However, other WEIO events highlight Alaska Native dance and storytelling. Traditional cuisine also features prominently at the event.
For the first decade of the WEIO games (1961-1971), the competitors were all male. Then, in the early 1970′s, women’s divisions were established. At first, not all events in which men competed were available to the women. In 1983, the knuckle hop was added to the women’s division events. In 1998, the first women placed in the top three of the ear weight competition, an event in which two athletes sit facing each other with a single artificial sinew looped around each other’s ear. The two then begin a “tug-of-war”. The winner of two out of three pulls wins the match. This game tests participants’ ability to withstand pain.
“Female competitors learn to be self-starters at WEIO,” said Alissa Joseph, a Yupic who won the kneel jump and placed second in the Alaskan high kick behind Danielle Malchoff at the most recent games. “We learn to use our individual strength.”
Nicole Johnston, an Inupiaq, set the women’s two-foot high kick record at 78 inches in 1985. She observes proudly that the competition requires “concentration, strength and agility.”

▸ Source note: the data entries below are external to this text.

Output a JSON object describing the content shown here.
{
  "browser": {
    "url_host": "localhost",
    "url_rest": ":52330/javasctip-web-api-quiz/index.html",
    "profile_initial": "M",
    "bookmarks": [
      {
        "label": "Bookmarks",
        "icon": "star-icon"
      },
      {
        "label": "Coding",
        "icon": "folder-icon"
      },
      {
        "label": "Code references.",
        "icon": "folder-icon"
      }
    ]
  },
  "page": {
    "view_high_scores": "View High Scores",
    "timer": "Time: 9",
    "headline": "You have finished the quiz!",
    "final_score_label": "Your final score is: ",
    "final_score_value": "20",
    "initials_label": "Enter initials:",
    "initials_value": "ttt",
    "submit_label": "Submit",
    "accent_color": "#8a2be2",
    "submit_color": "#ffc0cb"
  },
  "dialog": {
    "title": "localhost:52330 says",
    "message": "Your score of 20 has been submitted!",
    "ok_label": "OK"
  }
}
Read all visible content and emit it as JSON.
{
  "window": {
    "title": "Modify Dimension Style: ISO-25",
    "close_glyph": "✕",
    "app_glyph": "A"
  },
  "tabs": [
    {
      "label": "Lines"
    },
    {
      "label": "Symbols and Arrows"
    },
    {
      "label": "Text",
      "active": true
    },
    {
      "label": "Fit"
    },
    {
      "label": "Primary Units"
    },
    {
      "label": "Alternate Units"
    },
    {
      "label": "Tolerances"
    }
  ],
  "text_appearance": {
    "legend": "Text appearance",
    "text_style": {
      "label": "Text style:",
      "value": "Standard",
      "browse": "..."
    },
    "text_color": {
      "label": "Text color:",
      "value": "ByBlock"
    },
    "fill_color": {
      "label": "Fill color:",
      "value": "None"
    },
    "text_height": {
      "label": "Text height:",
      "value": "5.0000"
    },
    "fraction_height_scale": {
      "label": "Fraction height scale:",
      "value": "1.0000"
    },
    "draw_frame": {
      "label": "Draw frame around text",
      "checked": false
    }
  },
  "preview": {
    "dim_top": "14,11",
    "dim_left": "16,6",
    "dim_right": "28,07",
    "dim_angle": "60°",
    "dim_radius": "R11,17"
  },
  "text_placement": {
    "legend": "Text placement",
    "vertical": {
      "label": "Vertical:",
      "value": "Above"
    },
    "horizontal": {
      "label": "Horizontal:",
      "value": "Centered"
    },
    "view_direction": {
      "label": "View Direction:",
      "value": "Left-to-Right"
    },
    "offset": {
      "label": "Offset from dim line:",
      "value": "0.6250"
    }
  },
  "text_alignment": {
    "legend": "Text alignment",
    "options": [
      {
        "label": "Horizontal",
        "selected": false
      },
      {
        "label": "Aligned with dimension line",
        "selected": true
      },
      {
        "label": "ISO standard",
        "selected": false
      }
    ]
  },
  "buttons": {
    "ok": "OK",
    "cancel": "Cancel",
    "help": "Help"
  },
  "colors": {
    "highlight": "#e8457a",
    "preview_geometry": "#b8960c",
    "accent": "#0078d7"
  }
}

And as Ahsogeak explains, “In the past, the goal [of the games] was to teach survival skills. Now it’s also about preserving cultures rich with history, stories and spirituality.”

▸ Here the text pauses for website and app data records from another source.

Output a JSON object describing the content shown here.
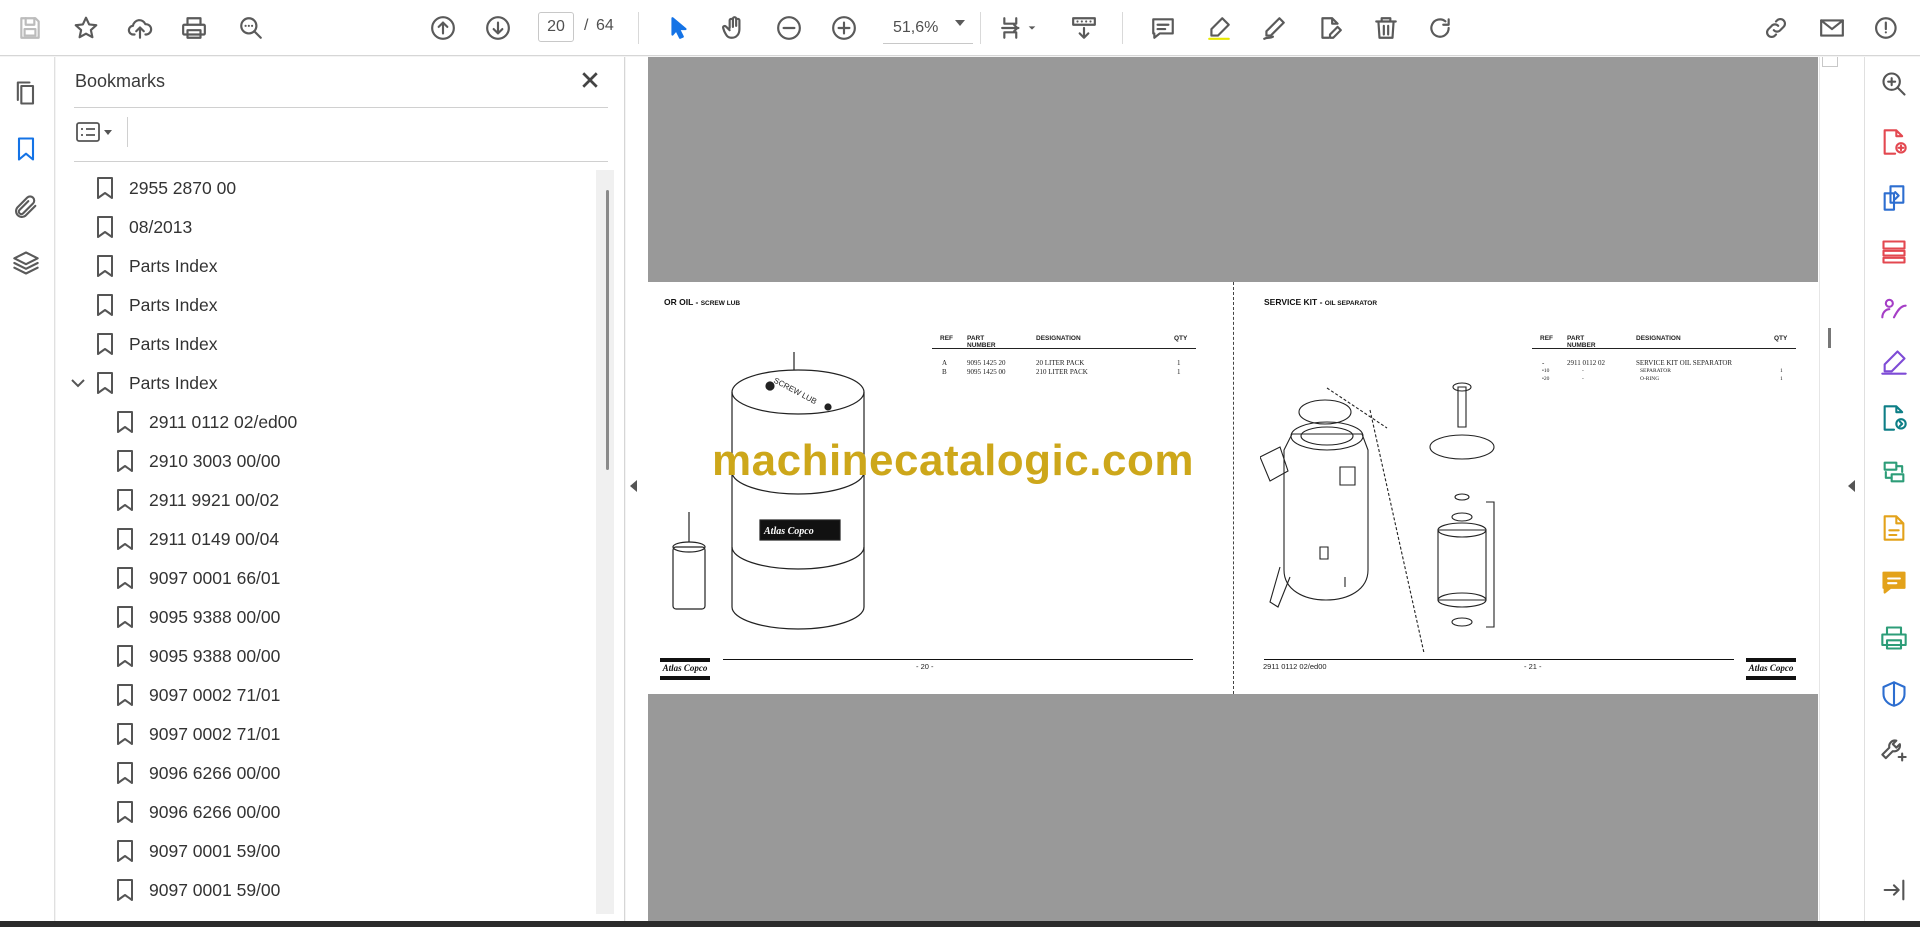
{
  "toolbar": {
    "page_current": "20",
    "page_separator": "/",
    "page_total": "64",
    "zoom_value": "51,6%"
  },
  "bookmarks": {
    "title": "Bookmarks",
    "items": [
      {
        "label": "2955 2870 00"
      },
      {
        "label": "08/2013"
      },
      {
        "label": "Parts Index"
      },
      {
        "label": "Parts Index"
      },
      {
        "label": "Parts Index"
      },
      {
        "label": "Parts Index"
      },
      {
        "label": "2911 0112 02/ed00"
      },
      {
        "label": "2910 3003 00/00"
      },
      {
        "label": "2911 9921 00/02"
      },
      {
        "label": "2911 0149 00/04"
      },
      {
        "label": "9097 0001 66/01"
      },
      {
        "label": "9095 9388 00/00"
      },
      {
        "label": "9095 9388 00/00"
      },
      {
        "label": "9097 0002 71/01"
      },
      {
        "label": "9097 0002 71/01"
      },
      {
        "label": "9096 6266 00/00"
      },
      {
        "label": "9096 6266 00/00"
      },
      {
        "label": "9097 0001 59/00"
      },
      {
        "label": "9097 0001 59/00"
      }
    ]
  },
  "document": {
    "left_page": {
      "heading": "OR OIL - ",
      "heading_small": "SCREW LUB",
      "columns": [
        "REF",
        "PART NUMBER",
        "DESIGNATION",
        "QTY"
      ],
      "rows": [
        {
          "ref": "A",
          "part": "9095 1425 20",
          "designation": "20 LITER PACK",
          "qty": "1"
        },
        {
          "ref": "B",
          "part": "9095 1425 00",
          "designation": "210 LITER PACK",
          "qty": "1"
        }
      ],
      "drum_label_1": "SCREW LUB",
      "drum_label_2": "Atlas Copco",
      "page_number": "- 20 -",
      "logo": "Atlas Copco"
    },
    "right_page": {
      "heading": "SERVICE KIT - ",
      "heading_small": "OIL SEPARATOR",
      "columns": [
        "REF",
        "PART NUMBER",
        "DESIGNATION",
        "QTY"
      ],
      "rows": [
        {
          "ref": "-",
          "part": "2911 0112 02",
          "designation": "SERVICE KIT OIL SEPARATOR",
          "qty": ""
        },
        {
          "ref": "•10",
          "part": "-",
          "designation": "SEPARATOR",
          "qty": "1"
        },
        {
          "ref": "•20",
          "part": "-",
          "designation": "O-RING",
          "qty": "1"
        }
      ],
      "doc_code": "2911 0112 02/ed00",
      "page_number": "- 21 -",
      "logo": "Atlas Copco"
    },
    "watermark": "machinecatalogic.com"
  }
}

What are the events?
The two-foot high kick is patterned after a hunting ritual. In this event, the athlete jumps off the floor using both feet, hits a suspended target with both feet together, and then lands with both feet touching the floor at the same time. Years ago, in the coastal whaling villages, a messenger would run back to the village and when within sight, would jump and kick both feet into the air. This informed the villagers that a whale had been caught and to prepare themselves to help in beaching the whale.
The blanket toss is always a crowd favorite at the WEIO. Several walrus skins are used to create a “blanket” roughly 8 feet in diameter. Rope is threaded through holes on the edges, to create handle grips. The competitor stands in the middle of the skin while being tossed – sometimes as high as 30 feet into the air – and is supposed to land on his/her feet without falling down. Traditionally, the blanket toss was used for spotting game over the horizon. It is also done in whaling communities in the spring to celebrate a successful whaling season, just for the simple exhilaration it provides.
“I broke the blanket the first time I competed in blanket toss,” Danielle reveals, laughing.
Another event, unique to the Eskimo-Indian people is fascinating to watch: in the knuckle hop, the only parts of the body touching the floor are knuckles and toes. From this position, the participant hops forward as far as possible while keeping the back straight and elbows bent. This is supposed to be a demonstration of brute force as well as the ability to endure pain.
The Alaska Native athletes see each other several times throughout the year, at various competitions. They all comment that their participation in WEIO prepares them for modern athletics. Danielle, for instance, also competes in volleyball and basketball, although she says she feels most comfortable participating in Alaska Native competitions.
“WEIO is unlike any other sports event,” she said. “We aren’t competing against each other, but instead against ourselves, to preserve cultural traditions and to encourage other competitors to do so.”
About the Author
Sarah Wyatt is a freelance travel and outdoors writer. A native of Iowa and a Native American, she holds a degree in Journalism and English. Wyatt has been a freelance writer for 11 years, with work appearing in Texas Monthly, Mother Jones and Theater Magazine.